Instructions to follow – For each line of the listing that contains "their", make a copy and return it.

Recorded data –
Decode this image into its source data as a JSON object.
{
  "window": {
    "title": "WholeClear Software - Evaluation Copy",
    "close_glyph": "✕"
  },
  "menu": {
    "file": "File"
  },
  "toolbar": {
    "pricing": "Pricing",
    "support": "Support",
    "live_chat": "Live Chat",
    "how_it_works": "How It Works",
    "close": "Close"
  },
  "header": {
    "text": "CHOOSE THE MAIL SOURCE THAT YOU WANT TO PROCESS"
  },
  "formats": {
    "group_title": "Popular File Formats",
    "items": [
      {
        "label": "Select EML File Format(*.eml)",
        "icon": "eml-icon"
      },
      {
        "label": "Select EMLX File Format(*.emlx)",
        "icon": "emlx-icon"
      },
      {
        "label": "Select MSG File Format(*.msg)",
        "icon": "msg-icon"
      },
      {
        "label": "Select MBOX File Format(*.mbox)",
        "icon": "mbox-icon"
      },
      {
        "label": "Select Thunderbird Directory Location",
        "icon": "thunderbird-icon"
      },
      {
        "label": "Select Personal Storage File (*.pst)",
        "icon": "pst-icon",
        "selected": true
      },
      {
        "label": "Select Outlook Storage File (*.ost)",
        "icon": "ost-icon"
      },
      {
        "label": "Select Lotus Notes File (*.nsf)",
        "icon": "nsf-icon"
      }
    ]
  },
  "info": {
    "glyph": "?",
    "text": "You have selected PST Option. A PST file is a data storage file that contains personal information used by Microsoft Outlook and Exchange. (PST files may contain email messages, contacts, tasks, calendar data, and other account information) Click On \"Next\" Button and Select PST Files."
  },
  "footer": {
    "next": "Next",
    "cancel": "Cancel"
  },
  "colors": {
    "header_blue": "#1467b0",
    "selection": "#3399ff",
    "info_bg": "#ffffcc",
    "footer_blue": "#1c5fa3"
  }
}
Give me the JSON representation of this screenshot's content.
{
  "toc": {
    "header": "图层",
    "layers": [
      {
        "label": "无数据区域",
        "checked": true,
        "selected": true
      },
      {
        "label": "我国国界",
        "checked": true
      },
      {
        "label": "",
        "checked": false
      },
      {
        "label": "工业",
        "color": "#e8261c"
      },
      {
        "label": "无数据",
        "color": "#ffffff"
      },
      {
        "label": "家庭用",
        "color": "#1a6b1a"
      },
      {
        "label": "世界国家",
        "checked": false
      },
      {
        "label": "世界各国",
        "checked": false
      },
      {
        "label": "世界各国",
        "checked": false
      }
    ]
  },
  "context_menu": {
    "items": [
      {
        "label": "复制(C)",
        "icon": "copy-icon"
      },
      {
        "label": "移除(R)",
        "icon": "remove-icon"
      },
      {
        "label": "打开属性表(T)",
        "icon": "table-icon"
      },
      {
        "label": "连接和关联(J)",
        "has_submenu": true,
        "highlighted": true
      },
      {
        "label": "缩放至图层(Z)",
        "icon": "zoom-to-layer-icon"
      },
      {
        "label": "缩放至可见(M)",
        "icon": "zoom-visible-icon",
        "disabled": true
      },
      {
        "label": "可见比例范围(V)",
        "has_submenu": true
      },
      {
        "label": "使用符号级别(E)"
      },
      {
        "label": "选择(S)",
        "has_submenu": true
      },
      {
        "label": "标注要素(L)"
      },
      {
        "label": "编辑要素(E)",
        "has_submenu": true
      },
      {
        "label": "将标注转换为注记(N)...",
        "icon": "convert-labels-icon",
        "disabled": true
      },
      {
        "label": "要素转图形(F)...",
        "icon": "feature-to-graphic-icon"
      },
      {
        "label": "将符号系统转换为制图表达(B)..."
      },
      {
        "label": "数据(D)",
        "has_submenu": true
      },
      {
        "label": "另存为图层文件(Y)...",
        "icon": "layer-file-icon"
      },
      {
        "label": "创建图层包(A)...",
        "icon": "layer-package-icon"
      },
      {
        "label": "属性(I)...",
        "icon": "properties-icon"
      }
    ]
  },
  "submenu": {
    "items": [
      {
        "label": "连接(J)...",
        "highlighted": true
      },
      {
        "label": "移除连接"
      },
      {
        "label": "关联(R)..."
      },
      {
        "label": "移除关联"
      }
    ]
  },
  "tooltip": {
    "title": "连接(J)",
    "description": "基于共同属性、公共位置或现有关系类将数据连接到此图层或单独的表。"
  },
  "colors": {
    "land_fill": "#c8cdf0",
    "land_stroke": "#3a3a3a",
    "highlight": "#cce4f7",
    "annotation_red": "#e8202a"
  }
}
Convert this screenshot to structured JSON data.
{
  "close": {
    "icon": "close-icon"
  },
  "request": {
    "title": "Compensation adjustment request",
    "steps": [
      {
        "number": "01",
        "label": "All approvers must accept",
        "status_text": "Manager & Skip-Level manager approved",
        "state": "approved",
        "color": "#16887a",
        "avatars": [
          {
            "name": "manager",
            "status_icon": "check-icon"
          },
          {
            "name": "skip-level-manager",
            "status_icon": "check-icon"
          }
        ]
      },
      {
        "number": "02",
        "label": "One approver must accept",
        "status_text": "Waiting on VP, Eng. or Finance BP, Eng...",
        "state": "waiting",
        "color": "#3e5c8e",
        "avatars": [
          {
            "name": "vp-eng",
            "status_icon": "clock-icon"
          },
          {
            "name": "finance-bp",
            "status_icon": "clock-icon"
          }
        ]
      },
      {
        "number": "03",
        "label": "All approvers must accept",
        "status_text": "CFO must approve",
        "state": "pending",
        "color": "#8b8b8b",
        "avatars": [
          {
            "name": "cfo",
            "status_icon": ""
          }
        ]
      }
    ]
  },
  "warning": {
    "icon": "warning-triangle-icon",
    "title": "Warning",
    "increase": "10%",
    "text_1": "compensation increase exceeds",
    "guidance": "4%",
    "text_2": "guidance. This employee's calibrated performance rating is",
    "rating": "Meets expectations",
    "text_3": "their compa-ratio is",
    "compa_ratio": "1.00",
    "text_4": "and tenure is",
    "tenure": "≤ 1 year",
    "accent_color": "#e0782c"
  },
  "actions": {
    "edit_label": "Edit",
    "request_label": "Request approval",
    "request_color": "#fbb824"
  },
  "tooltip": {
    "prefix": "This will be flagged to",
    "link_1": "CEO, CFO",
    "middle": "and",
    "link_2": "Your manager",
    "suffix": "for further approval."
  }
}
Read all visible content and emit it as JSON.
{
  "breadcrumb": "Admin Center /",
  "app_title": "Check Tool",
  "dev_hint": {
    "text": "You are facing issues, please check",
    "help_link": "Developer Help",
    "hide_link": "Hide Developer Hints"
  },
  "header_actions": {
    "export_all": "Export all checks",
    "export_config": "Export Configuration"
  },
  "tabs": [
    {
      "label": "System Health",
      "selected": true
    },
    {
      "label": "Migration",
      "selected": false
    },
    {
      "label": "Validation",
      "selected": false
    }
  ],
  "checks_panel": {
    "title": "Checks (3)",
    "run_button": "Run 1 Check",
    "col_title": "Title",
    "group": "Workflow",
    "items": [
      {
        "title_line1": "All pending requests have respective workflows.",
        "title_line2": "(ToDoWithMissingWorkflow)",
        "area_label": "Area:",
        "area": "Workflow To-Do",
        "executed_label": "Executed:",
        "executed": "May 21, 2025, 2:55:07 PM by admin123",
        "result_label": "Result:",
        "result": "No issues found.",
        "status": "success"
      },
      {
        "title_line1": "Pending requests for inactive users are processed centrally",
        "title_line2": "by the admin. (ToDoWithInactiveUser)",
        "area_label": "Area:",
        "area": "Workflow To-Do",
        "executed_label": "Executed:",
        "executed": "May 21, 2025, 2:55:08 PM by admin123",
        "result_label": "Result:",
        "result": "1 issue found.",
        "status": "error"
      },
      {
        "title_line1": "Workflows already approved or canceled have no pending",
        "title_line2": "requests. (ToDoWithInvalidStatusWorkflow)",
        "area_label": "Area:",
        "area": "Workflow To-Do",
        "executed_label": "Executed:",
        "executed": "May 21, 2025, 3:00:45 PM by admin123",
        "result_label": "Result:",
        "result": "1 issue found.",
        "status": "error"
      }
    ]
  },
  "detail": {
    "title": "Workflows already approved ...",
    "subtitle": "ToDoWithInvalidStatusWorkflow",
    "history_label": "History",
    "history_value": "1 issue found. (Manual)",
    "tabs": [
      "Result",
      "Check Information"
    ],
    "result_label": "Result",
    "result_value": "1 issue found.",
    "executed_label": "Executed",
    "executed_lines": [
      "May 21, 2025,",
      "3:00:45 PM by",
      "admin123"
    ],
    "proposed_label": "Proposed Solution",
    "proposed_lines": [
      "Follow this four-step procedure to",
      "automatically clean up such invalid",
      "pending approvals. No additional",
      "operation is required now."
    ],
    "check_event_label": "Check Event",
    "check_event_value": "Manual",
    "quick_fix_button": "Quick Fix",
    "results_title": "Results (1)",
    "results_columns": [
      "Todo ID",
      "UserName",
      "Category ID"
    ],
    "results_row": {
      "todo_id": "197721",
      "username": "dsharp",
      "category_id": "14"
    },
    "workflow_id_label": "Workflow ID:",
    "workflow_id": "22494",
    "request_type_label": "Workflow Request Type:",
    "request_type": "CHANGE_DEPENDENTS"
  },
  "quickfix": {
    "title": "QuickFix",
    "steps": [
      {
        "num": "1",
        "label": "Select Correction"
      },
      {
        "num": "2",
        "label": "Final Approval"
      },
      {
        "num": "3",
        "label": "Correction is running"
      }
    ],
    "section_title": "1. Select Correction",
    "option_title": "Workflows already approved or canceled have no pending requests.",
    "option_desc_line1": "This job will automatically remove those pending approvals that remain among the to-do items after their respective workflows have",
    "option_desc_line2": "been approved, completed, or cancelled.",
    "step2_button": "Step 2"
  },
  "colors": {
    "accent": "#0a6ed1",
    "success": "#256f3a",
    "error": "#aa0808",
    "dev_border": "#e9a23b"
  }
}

Output of the exercise –
    "text_3": "their compa-ratio is",
    "option_desc_line1": "This job will automatically remove those pending approvals that remain among the to-do items after their respective workflows have",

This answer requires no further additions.